        // quickly calculate the changing locations of the centers. Whenever a
        // point changes cluster membership, we subtract (add) it from (to) the
        // row in sumNewCenters associated with its old (new) cluster.
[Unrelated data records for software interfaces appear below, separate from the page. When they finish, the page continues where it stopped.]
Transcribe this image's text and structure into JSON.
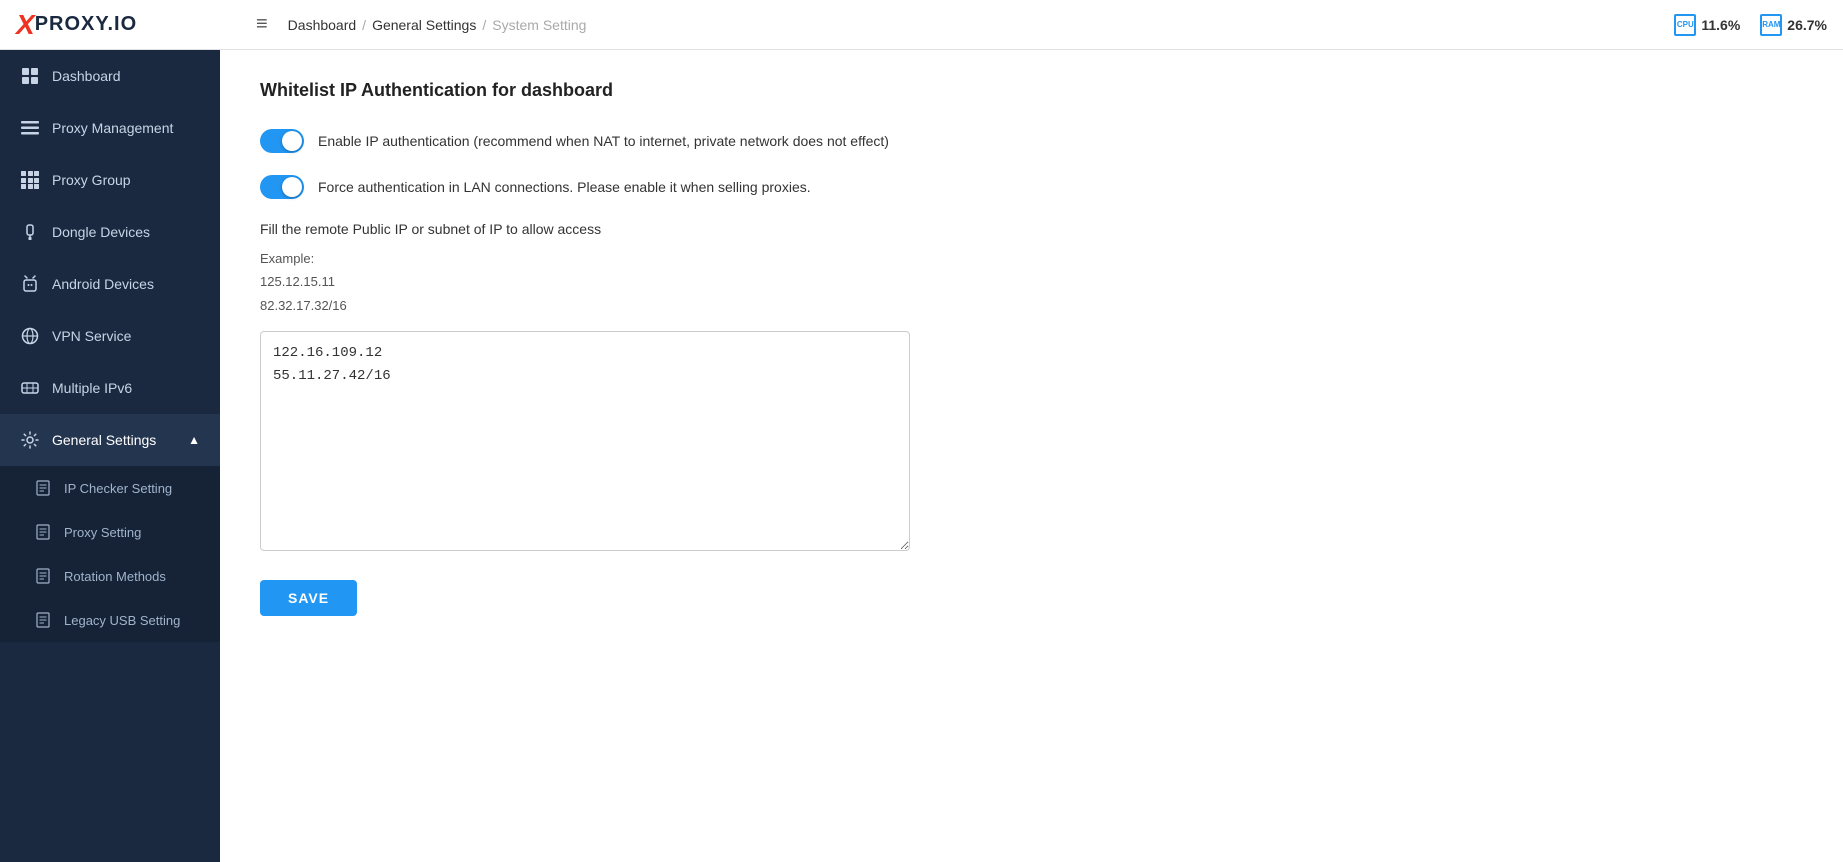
{
  "logo": {
    "x": "X",
    "text": "PROXY.IO"
  },
  "header": {
    "hamburger_icon": "≡",
    "breadcrumb": {
      "dashboard": "Dashboard",
      "general_settings": "General Settings",
      "system_setting": "System Setting"
    },
    "cpu_label": "CPU",
    "cpu_value": "11.6%",
    "ram_label": "RAM",
    "ram_value": "26.7%"
  },
  "sidebar": {
    "items": [
      {
        "id": "dashboard",
        "label": "Dashboard",
        "icon": "grid"
      },
      {
        "id": "proxy-management",
        "label": "Proxy Management",
        "icon": "list"
      },
      {
        "id": "proxy-group",
        "label": "Proxy Group",
        "icon": "apps"
      },
      {
        "id": "dongle-devices",
        "label": "Dongle Devices",
        "icon": "devices"
      },
      {
        "id": "android-devices",
        "label": "Android Devices",
        "icon": "android"
      },
      {
        "id": "vpn-service",
        "label": "VPN Service",
        "icon": "vpn"
      },
      {
        "id": "multiple-ipv6",
        "label": "Multiple IPv6",
        "icon": "ipv6"
      },
      {
        "id": "general-settings",
        "label": "General Settings",
        "icon": "settings",
        "expanded": true
      }
    ],
    "sub_items": [
      {
        "id": "ip-checker-setting",
        "label": "IP Checker Setting",
        "icon": "doc"
      },
      {
        "id": "proxy-setting",
        "label": "Proxy Setting",
        "icon": "doc"
      },
      {
        "id": "rotation-methods",
        "label": "Rotation Methods",
        "icon": "doc"
      },
      {
        "id": "legacy-usb-setting",
        "label": "Legacy USB Setting",
        "icon": "doc"
      }
    ]
  },
  "main": {
    "section_title": "Whitelist IP Authentication for dashboard",
    "toggle1": {
      "enabled": true,
      "label": "Enable IP authentication (recommend when NAT to internet, private network does not effect)"
    },
    "toggle2": {
      "enabled": true,
      "label": "Force authentication in LAN connections. Please enable it when selling proxies."
    },
    "fill_label": "Fill the remote Public IP or subnet of IP to allow access",
    "example_label": "Example:",
    "example_ips": "125.12.15.11\n82.32.17.32/16",
    "textarea_value": "122.16.109.12\n55.11.27.42/16",
    "save_button": "SAVE"
  }
}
We also
        // decrement (increment) centerCount for the old (new) cluster."""
        self.sumNewCenters = np.zeros((self.k,self.d),dtype=float)

    def changeAssignment(self,xIndex,closestCluster):
        oldAssignment = self.assignment[xIndex]
        self.clusterSize[self.assignment[xIndex]] -= 1
        self.clusterSize[closestCluster] += 1
        self.assignment[xIndex] = closestCluster
        xp = self.data[xIndex]
        self.sumNewCenters[oldAssignment] = np.subtract(self.sumNewCenters[oldAssignment],xp) 
        self.sumNewCenters[closestCluster] = np.add(self.sumNewCenters[closestCluster],xp)

    def move_centers(self):
        cdef int furthestMovingCenter = 0
        self.centerMovement = np.zeros(self.k,dtype=float)
        for j in range(self.k):
            if (self.clusterSize[j] > 0):
                    z = np.divide(self.sumNewCenters[j],self.clusterSize[j])
                    #self.old_centers[j] = z
                    #self.centerMovement[j] = np.sqrt(np.square( np.subtract(z,self.centers[j]) ))
                    self.centerMovement[j] = euclidean(z,self.centers[j]) 
                    self.centers[j] = z
                    #self.centerMovement[j] = np.sqrt(self.centerMovement[j])
            #print("shape fur naiv",self.centerMovement[furthestMovingCenter].shape,self.centerMovement[furthestMovingCenter])
            print("cem",self.centerMovement,self.centerMovement[2])
            if (self.centerMovement[furthestMovingCenter] < self.centerMovement[j]):
                furthestMovingCenter = j
        return furthestMovingCenter

    def runThread(self,maxIterations):
        #track the number of iterations the algorithm performs
        iterations = 0
        converged = False
        while ((iterations < maxIterations) and (not converged)):
            #print("ce nv",self.centers)
            st = time.time()
            iterations+=1
            #loop over all examples
            for i in range(self.n):
                # look for the closest center to this example
                closest = 0
                closestDist2 = np.inf
                for j in range(self.k):
                    d2 = euclidean(self.data[i], self.centers[j]);
                    if (d2 < closestDist2):
                        closest = j
                        closestDist2 = d2
                if (self.assignment[i] != closest):
                    self.changeAssignment(i, closest)
            print("temps iter cython nv",time.time()-st)
            furthestMovingCenter = self.move_centers()
            converged = (0.0 == self.centerMovement[furthestMovingCenter])
            #print(converged,converged.all())


        return iterations

setup

from distutils.core import setup, Extension
from Cython.Build import cythonize
import numpy 

setup(
        ext_modules=cythonize(Extension('nv', ["nv.pyx"], include_dirs=[numpy.get_include()]))

)

main program python calling NaiveKmeans

from sklearn.datasets.samples_generator import make_classification
from nv import NaiveKmeans
k=5
n=40000

(data,y) = make_classification(n_samples=n,n_features=2, n_redundant=0,n_clusters_per_class=1)


# define initial centroids (points obtained from data) 
centers = _k_init(X=data, n_clusters=k)


NV=NaiveKmeans(k,n,data,centers)
start = time.time()
print(NV.runThread(100))
print("time NV",time.time()-start)

Each iteration of the algorithm in cython takes about 2.5 seconds, that is too long for a dataset containing only 40 000 points of 2 dimensions. It takes the same time that in pure python. I don't why cython fails to speed up the program.

0 Answers